Excerpts from a dataset
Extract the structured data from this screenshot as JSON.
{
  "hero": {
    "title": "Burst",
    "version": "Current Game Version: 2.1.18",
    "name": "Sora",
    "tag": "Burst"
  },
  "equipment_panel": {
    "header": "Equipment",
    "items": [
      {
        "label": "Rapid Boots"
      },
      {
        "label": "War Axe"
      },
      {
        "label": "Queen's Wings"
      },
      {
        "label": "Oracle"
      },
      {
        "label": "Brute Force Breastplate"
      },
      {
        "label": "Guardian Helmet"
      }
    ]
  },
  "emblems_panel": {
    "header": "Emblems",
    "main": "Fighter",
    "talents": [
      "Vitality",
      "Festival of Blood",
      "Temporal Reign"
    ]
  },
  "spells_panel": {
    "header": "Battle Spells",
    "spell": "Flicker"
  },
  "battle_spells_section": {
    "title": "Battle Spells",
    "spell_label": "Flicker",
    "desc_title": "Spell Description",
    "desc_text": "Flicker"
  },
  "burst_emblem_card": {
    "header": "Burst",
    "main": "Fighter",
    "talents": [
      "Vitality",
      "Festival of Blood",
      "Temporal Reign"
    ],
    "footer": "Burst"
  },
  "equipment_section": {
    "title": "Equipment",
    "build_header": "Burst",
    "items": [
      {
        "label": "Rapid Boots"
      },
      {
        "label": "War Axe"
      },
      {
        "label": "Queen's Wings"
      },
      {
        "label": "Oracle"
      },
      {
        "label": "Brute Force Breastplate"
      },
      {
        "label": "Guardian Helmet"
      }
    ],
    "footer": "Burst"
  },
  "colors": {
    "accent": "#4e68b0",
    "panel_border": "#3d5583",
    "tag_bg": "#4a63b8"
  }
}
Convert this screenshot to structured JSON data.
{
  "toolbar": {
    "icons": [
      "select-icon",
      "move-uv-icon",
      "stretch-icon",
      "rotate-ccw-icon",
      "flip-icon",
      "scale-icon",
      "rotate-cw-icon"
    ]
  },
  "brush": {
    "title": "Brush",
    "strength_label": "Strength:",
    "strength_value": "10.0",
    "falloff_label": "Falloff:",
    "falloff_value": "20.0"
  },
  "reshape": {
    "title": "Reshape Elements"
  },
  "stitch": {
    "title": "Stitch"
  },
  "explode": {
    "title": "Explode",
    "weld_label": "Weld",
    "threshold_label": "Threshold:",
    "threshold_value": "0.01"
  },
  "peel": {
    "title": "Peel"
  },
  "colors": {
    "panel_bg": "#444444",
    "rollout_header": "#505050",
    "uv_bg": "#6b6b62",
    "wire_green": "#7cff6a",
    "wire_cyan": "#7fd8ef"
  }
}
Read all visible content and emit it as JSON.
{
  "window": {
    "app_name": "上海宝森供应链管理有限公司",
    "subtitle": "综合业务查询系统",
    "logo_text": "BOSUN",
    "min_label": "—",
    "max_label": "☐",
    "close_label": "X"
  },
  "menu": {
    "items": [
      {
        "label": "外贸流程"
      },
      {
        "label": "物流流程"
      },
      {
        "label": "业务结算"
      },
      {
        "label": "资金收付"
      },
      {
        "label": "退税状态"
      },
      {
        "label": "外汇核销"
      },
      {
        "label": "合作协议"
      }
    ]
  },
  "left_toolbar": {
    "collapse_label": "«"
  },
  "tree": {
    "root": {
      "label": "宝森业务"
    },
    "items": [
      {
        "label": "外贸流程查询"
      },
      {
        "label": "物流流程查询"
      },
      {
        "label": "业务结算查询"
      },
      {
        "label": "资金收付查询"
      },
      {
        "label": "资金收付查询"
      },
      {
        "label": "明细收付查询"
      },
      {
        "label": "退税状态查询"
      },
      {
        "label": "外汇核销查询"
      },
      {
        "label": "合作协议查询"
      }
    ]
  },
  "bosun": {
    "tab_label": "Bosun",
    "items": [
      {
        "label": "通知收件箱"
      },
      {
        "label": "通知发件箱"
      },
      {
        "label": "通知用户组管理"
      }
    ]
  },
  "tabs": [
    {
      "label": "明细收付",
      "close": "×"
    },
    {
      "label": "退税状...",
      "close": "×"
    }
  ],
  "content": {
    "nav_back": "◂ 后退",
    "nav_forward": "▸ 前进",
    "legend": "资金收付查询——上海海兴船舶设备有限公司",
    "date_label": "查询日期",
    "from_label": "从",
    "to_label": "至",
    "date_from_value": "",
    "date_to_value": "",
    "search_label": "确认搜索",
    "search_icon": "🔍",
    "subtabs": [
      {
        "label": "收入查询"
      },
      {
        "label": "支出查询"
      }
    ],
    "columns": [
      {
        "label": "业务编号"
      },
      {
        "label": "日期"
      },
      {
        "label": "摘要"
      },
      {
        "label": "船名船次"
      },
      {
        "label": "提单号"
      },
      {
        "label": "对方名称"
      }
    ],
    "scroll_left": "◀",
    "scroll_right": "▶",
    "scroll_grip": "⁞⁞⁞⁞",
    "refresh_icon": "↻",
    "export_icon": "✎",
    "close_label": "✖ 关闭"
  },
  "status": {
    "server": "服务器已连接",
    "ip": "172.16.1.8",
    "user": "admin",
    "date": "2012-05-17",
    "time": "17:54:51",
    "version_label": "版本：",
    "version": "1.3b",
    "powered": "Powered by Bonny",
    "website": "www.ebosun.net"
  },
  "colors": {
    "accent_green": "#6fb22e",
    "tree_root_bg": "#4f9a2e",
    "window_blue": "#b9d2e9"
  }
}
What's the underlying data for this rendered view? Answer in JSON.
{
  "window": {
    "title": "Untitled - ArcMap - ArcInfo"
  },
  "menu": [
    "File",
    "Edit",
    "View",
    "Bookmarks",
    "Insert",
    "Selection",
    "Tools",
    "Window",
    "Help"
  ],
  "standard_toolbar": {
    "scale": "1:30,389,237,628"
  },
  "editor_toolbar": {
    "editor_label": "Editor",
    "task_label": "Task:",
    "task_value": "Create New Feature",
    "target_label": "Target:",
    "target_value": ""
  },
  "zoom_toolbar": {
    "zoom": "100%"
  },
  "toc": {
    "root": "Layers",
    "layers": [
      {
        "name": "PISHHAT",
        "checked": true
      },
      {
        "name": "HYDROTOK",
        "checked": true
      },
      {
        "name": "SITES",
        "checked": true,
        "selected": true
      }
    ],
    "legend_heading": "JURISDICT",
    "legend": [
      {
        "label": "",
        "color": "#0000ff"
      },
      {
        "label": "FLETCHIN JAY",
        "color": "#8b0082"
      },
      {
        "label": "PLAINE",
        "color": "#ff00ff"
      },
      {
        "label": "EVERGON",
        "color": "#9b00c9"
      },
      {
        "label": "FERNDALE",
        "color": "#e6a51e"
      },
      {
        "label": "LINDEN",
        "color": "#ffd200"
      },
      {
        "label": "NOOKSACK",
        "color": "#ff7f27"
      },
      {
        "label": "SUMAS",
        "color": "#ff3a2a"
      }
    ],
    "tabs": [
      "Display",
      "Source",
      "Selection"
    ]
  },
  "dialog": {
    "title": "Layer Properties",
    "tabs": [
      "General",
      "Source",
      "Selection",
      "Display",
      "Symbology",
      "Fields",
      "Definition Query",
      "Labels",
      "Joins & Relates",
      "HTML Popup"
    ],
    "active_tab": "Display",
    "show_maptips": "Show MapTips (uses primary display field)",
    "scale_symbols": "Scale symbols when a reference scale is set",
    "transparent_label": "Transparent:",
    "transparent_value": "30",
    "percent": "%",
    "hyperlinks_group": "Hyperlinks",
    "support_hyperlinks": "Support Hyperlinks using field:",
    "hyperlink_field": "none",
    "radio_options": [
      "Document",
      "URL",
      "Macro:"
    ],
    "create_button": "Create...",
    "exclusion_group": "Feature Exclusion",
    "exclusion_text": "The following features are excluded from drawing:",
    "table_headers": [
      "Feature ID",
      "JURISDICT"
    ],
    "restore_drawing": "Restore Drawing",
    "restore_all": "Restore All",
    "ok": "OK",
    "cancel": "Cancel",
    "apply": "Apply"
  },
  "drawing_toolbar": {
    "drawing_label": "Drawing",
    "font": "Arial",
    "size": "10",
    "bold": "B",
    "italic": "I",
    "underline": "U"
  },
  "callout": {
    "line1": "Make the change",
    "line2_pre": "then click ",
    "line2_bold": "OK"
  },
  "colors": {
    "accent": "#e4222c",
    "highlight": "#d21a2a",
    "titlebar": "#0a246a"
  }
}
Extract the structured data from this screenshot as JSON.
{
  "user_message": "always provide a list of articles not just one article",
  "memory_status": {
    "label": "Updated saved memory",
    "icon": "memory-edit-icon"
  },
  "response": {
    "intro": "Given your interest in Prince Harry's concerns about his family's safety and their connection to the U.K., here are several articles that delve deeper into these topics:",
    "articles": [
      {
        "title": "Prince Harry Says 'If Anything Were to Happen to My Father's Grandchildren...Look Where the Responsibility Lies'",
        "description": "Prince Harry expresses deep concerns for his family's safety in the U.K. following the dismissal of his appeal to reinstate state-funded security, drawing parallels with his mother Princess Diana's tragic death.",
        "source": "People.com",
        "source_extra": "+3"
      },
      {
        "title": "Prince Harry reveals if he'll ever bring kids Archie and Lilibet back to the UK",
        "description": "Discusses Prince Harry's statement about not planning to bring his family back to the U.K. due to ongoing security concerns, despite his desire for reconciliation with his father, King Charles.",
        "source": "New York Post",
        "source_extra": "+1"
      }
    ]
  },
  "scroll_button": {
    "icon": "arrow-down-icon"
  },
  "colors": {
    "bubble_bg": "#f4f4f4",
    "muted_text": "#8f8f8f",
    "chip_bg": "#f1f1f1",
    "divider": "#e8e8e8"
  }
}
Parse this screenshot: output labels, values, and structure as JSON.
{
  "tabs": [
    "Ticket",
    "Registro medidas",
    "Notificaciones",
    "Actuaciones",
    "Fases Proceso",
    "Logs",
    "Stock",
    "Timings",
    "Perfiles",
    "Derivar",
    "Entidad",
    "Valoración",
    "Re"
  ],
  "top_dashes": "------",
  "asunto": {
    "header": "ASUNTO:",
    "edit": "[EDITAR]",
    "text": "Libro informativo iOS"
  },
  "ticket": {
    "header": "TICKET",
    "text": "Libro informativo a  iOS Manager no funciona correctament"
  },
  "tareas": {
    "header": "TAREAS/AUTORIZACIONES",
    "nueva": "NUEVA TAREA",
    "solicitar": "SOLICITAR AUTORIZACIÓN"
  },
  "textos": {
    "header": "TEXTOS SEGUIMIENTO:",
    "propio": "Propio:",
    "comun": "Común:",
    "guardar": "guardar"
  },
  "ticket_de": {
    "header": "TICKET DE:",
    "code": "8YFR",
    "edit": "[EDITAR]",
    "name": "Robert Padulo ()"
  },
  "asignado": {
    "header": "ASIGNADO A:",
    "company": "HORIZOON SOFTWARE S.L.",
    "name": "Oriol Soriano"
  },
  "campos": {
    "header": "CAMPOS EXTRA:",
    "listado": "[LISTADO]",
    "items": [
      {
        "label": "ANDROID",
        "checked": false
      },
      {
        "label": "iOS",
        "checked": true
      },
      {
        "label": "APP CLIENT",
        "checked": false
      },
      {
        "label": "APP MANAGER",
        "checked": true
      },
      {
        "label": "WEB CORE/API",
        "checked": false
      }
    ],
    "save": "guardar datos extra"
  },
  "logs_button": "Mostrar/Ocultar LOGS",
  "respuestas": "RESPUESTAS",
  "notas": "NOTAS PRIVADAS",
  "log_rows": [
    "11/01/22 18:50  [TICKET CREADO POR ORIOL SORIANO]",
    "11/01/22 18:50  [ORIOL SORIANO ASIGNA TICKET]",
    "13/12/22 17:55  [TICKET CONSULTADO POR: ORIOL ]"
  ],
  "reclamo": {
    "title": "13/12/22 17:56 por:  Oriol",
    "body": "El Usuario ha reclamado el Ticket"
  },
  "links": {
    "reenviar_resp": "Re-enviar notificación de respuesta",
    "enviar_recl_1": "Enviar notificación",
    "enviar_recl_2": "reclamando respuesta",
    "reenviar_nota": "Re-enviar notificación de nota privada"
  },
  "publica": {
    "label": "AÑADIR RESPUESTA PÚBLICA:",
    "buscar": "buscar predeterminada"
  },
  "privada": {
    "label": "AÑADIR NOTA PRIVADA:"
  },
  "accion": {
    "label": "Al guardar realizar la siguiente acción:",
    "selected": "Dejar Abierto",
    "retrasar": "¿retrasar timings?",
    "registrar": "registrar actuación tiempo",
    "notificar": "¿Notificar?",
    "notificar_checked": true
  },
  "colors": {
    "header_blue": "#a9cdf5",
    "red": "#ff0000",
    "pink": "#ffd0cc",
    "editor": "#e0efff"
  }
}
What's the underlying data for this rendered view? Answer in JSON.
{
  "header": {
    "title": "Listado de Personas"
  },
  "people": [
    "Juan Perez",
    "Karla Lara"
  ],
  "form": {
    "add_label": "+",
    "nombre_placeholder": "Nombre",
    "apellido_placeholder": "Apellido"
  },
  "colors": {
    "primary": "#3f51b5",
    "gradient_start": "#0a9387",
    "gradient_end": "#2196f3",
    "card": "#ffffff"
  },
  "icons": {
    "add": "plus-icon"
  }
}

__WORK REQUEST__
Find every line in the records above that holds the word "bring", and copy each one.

__THE ANSWER__
        "title": "Prince Harry reveals if he'll ever bring kids Archie and Lilibet back to the UK",
        "description": "Discusses Prince Harry's statement about not planning to bring his family back to the U.K. due to ongoing security concerns, despite his desire for reconciliation with his father, King Charles.",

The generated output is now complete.